Data provided:
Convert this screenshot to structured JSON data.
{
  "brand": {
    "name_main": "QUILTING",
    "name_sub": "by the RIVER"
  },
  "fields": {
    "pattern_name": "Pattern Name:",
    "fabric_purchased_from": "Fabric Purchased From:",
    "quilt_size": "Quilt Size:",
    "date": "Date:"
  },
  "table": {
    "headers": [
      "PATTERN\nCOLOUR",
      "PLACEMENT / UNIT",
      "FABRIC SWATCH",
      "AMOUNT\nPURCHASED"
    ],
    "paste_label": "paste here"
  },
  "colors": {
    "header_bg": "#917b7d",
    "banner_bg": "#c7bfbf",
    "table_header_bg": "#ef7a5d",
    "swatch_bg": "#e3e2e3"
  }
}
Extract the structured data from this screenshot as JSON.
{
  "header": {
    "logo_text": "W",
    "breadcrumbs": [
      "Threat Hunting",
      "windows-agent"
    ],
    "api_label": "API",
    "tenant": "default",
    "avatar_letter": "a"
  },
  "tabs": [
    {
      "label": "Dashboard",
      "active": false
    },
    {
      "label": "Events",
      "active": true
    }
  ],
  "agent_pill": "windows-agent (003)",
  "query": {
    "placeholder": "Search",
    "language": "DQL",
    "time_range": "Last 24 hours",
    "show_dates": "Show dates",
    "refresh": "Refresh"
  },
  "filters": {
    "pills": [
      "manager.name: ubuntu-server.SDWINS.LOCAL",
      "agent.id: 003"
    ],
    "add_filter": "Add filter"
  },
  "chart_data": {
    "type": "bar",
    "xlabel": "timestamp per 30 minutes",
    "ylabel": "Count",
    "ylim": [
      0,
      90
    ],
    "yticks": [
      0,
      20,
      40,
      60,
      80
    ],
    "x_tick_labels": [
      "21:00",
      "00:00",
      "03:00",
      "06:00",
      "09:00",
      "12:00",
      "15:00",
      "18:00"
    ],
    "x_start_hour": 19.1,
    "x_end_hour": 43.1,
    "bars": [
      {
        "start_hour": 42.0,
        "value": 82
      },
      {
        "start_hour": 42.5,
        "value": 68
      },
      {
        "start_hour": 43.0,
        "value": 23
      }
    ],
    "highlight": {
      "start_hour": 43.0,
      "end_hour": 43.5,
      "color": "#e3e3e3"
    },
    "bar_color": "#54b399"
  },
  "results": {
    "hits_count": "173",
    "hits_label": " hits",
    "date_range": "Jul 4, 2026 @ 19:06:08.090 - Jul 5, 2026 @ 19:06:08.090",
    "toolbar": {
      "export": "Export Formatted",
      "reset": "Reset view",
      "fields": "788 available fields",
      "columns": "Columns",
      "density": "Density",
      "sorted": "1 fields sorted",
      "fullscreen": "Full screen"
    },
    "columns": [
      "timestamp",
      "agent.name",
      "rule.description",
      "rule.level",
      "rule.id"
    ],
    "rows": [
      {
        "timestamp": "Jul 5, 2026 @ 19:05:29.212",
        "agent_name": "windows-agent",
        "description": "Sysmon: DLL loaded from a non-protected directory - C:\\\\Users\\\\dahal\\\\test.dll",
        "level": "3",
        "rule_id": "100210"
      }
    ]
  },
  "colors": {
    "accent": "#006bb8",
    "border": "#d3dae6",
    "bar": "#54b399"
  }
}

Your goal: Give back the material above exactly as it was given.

Response for this exercise:
Convert this screenshot to structured JSON data.
{
  "brand": {
    "name_main": "QUILTING",
    "name_sub": "by the RIVER"
  },
  "fields": {
    "pattern_name": "Pattern Name:",
    "fabric_purchased_from": "Fabric Purchased From:",
    "quilt_size": "Quilt Size:",
    "date": "Date:"
  },
  "table": {
    "headers": [
      "PATTERN\nCOLOUR",
      "PLACEMENT / UNIT",
      "FABRIC SWATCH",
      "AMOUNT\nPURCHASED"
    ],
    "paste_label": "paste here"
  },
  "colors": {
    "header_bg": "#917b7d",
    "banner_bg": "#c7bfbf",
    "table_header_bg": "#ef7a5d",
    "swatch_bg": "#e3e2e3"
  }
}
Extract the structured data from this screenshot as JSON.
{
  "header": {
    "logo_text": "W",
    "breadcrumbs": [
      "Threat Hunting",
      "windows-agent"
    ],
    "api_label": "API",
    "tenant": "default",
    "avatar_letter": "a"
  },
  "tabs": [
    {
      "label": "Dashboard",
      "active": false
    },
    {
      "label": "Events",
      "active": true
    }
  ],
  "agent_pill": "windows-agent (003)",
  "query": {
    "placeholder": "Search",
    "language": "DQL",
    "time_range": "Last 24 hours",
    "show_dates": "Show dates",
    "refresh": "Refresh"
  },
  "filters": {
    "pills": [
      "manager.name: ubuntu-server.SDWINS.LOCAL",
      "agent.id: 003"
    ],
    "add_filter": "Add filter"
  },
  "chart_data": {
    "type": "bar",
    "xlabel": "timestamp per 30 minutes",
    "ylabel": "Count",
    "ylim": [
      0,
      90
    ],
    "yticks": [
      0,
      20,
      40,
      60,
      80
    ],
    "x_tick_labels": [
      "21:00",
      "00:00",
      "03:00",
      "06:00",
      "09:00",
      "12:00",
      "15:00",
      "18:00"
    ],
    "x_start_hour": 19.1,
    "x_end_hour": 43.1,
    "bars": [
      {
        "start_hour": 42.0,
        "value": 82
      },
      {
        "start_hour": 42.5,
        "value": 68
      },
      {
        "start_hour": 43.0,
        "value": 23
      }
    ],
    "highlight": {
      "start_hour": 43.0,
      "end_hour": 43.5,
      "color": "#e3e3e3"
    },
    "bar_color": "#54b399"
  },
  "results": {
    "hits_count": "173",
    "hits_label": " hits",
    "date_range": "Jul 4, 2026 @ 19:06:08.090 - Jul 5, 2026 @ 19:06:08.090",
    "toolbar": {
      "export": "Export Formatted",
      "reset": "Reset view",
      "fields": "788 available fields",
      "columns": "Columns",
      "density": "Density",
      "sorted": "1 fields sorted",
      "fullscreen": "Full screen"
    },
    "columns": [
      "timestamp",
      "agent.name",
      "rule.description",
      "rule.level",
      "rule.id"
    ],
    "rows": [
      {
        "timestamp": "Jul 5, 2026 @ 19:05:29.212",
        "agent_name": "windows-agent",
        "description": "Sysmon: DLL loaded from a non-protected directory - C:\\\\Users\\\\dahal\\\\test.dll",
        "level": "3",
        "rule_id": "100210"
      }
    ]
  },
  "colors": {
    "accent": "#006bb8",
    "border": "#d3dae6",
    "bar": "#54b399"
  }
}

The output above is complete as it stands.